[Extracted data entries]

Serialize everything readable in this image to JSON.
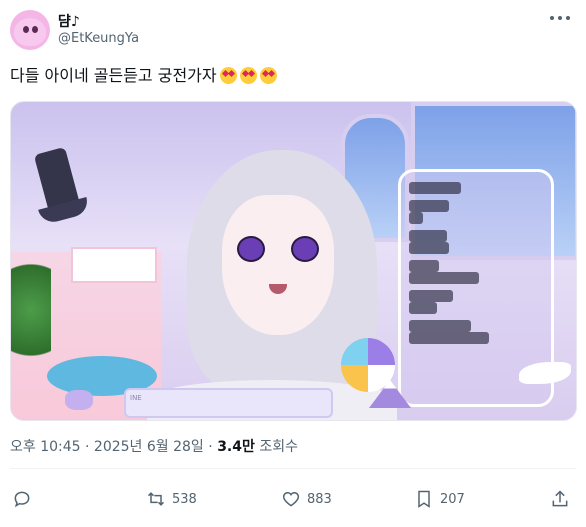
{
  "author": {
    "display_name": "댬♪",
    "handle": "@EtKeungYa"
  },
  "tweet": {
    "text": "다들 아이네 골든듣고 궁전가자",
    "emoji_count": 3,
    "emoji_icon": "heart-eyes-emoji"
  },
  "media": {
    "keyboard_text": "INE",
    "chat_rows": 11
  },
  "meta": {
    "time": "오후 10:45",
    "separator1": " · ",
    "date": "2025년 6월 28일",
    "separator2": " · ",
    "views_count": "3.4만",
    "views_label": " 조회수"
  },
  "actions": {
    "reply_count": "",
    "retweet_count": "538",
    "like_count": "883",
    "bookmark_count": "207"
  },
  "colors": {
    "text_primary": "#0f1419",
    "text_secondary": "#536471",
    "divider": "#eff3f4"
  }
}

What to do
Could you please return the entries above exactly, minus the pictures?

Result for this exercise
Serialize everything readable in this image to JSON.
{
  "author": {
    "display_name": "댬♪",
    "handle": "@EtKeungYa"
  },
  "tweet": {
    "text": "다들 아이네 골든듣고 궁전가자",
    "emoji_count": 3,
    "emoji_icon": "heart-eyes-emoji"
  },
  "media": {
    "keyboard_text": "INE",
    "chat_rows": 11
  },
  "meta": {
    "time": "오후 10:45",
    "separator1": " · ",
    "date": "2025년 6월 28일",
    "separator2": " · ",
    "views_count": "3.4만",
    "views_label": " 조회수"
  },
  "actions": {
    "reply_count": "",
    "retweet_count": "538",
    "like_count": "883",
    "bookmark_count": "207"
  },
  "colors": {
    "text_primary": "#0f1419",
    "text_secondary": "#536471",
    "divider": "#eff3f4"
  }
}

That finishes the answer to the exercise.